08/02/2011 04:58 pm ET | Updated Oct 02, 2011

Ron Stephens, Veteran Conservative GOP Illinois State Rep, To Resign From Post

Illinois State Rep. Ron Stephens, a 27-year veteran of the state House of Representatives, announced Monday that he was resigning from the post immediately due to personal reasons.

The St. Louis Post-Dispatch reports that Stephens, who is 63 and represented Greenville as the state GOP's assistant minority leader, admitted that the new district map drawn by the state's Democratic Party was a factor that made his decision "a little easier." The redrawn map means Stephens would have face a fellow Republican incumbent representative, John Cavaletto (Salem) in a primary.

"I could run against Cavaletto, or run in the new district. Neither of those choices was palatable," Stephens told the Post-Dispatch.

Stephens' personal life had seen more than its fair share of trauma in recent years, including in his public admission, in 2001, that he was addicted to painkillers as a treatment for a Vietnam War injury, the Belleville News-Democrat reports. In 2004, he underwent treatment for prostate cancer. Last year, he was arrested when a Decatur police officer saw his car hit a curb. His blood-alcohol content was above the legal limit and he was sentenced to a year of court supervision.

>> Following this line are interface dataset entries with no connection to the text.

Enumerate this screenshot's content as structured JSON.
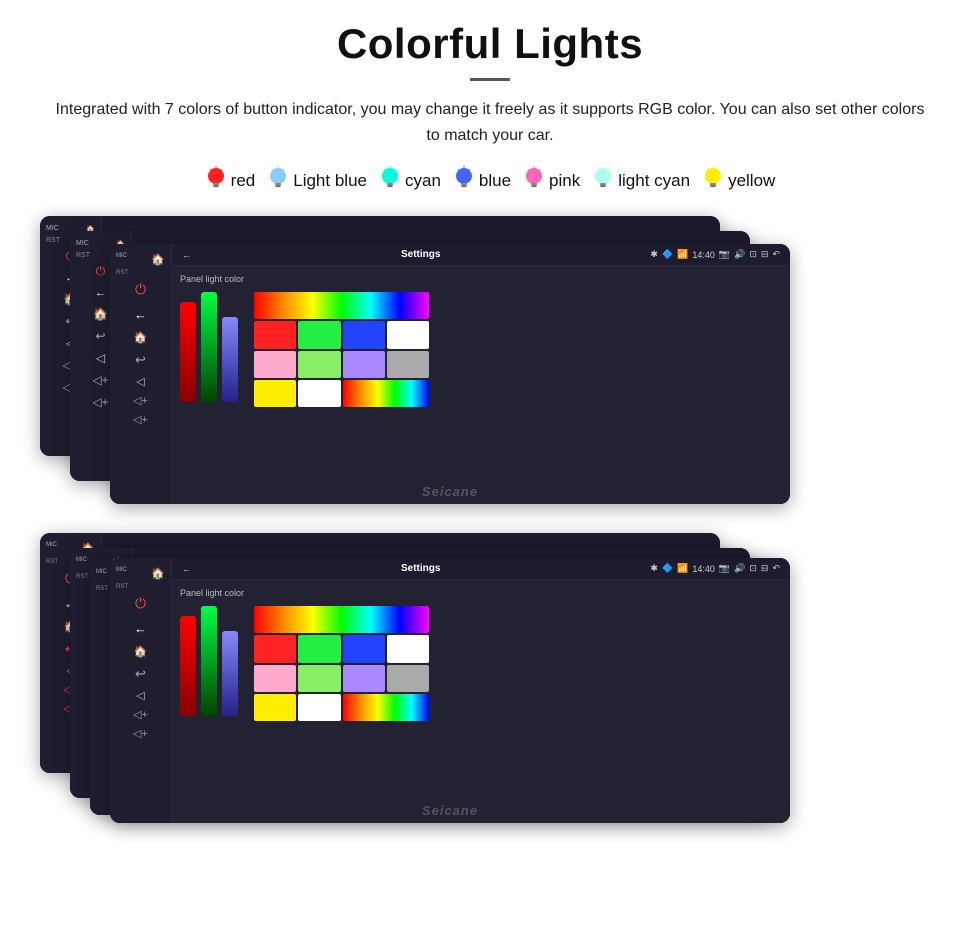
{
  "header": {
    "title": "Colorful Lights",
    "description": "Integrated with 7 colors of button indicator, you may change it freely as it supports RGB color. You can also set other colors to match your car."
  },
  "colors": [
    {
      "name": "red",
      "color": "#ff2222",
      "bulb": "🔴"
    },
    {
      "name": "Light blue",
      "color": "#88ccff",
      "bulb": "🔵"
    },
    {
      "name": "cyan",
      "color": "#00ffee",
      "bulb": "🔵"
    },
    {
      "name": "blue",
      "color": "#2244ff",
      "bulb": "🔵"
    },
    {
      "name": "pink",
      "color": "#ff66cc",
      "bulb": "🔴"
    },
    {
      "name": "light cyan",
      "color": "#aaffee",
      "bulb": "🔵"
    },
    {
      "name": "yellow",
      "color": "#ffee00",
      "bulb": "🟡"
    }
  ],
  "watermark": "Seicane",
  "device": {
    "topbar_title": "Settings",
    "time": "14:40",
    "panel_label": "Panel light color"
  }
}
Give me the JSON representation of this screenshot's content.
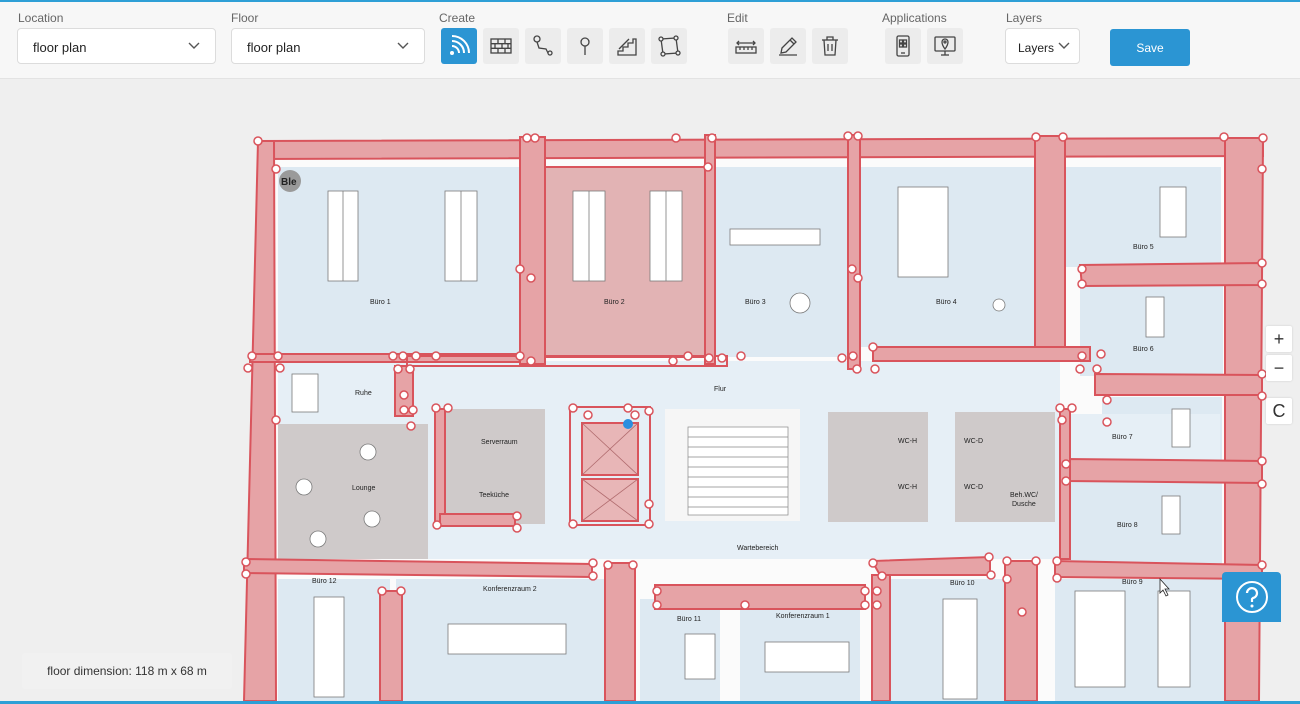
{
  "toolbar": {
    "location": {
      "label": "Location",
      "value": "floor plan"
    },
    "floor": {
      "label": "Floor",
      "value": "floor plan"
    },
    "create": {
      "label": "Create",
      "tools": [
        "ble-beacon-icon",
        "wall-icon",
        "route-icon",
        "poi-pin-icon",
        "stairs-icon",
        "polygon-icon"
      ],
      "active": "ble-beacon-icon"
    },
    "edit": {
      "label": "Edit",
      "tools": [
        "measure-icon",
        "pencil-icon",
        "trash-icon"
      ]
    },
    "applications": {
      "label": "Applications",
      "tools": [
        "mobile-qr-icon",
        "monitor-location-icon"
      ]
    },
    "layers": {
      "label": "Layers",
      "value": "Layers"
    },
    "save_label": "Save"
  },
  "map": {
    "ble_badge": "Ble",
    "rooms": [
      "Büro 1",
      "Büro 2",
      "Büro 3",
      "Büro 4",
      "Büro 5",
      "Büro 6",
      "Büro 7",
      "Büro 8",
      "Büro 9",
      "Büro 10",
      "Büro 11",
      "Büro 12",
      "Flur",
      "Ruhe",
      "Serverraum",
      "Teeküche",
      "Lounge",
      "Wartebereich",
      "WC-H",
      "WC-H",
      "WC-D",
      "WC-D",
      "Beh.WC/",
      "Dusche",
      "Konferenzraum 2",
      "Konferenzraum 1"
    ],
    "zoom_in": "+",
    "zoom_out": "−",
    "compass": "C",
    "floor_dimension": "floor dimension: 118 m x 68 m"
  },
  "help_icon": "help-question-icon",
  "colors": {
    "accent": "#2b95d3",
    "wall": "#d9545c",
    "wall_fill": "#e6a3a6",
    "room": "#dde9f2"
  }
}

Politically, Stephens' views veered sharply to the right (both socially and fiscally) on issues including abortion, taxes and marriage equality. In late 2010, during the House debate on the state's civil union bill, Stephens made a strange claim that he would vote against the measure because the acceptance of "open homosexuality" could lead to a decline in American civilization, following in the footsteps of the fallen Roman empire.

"I believe that if this should ever pass, the next bill will be legalizing marriage between members of the same sex," Stephens said. "And I just think that's wrong. You might think I'm wrong in thinking that ... just call me an old-fashioned traditionalist."

Of his political legacy, Stephens added to the Post-Dispatch: "I've been involved in a lot of legislation, but I probably spent as much time -- more time -- fighting bad ideas, standing up to Democrats from Chicago."

No word yet on who will fill Stephens' seat for the remainder of his term, which was due to end in January 2013.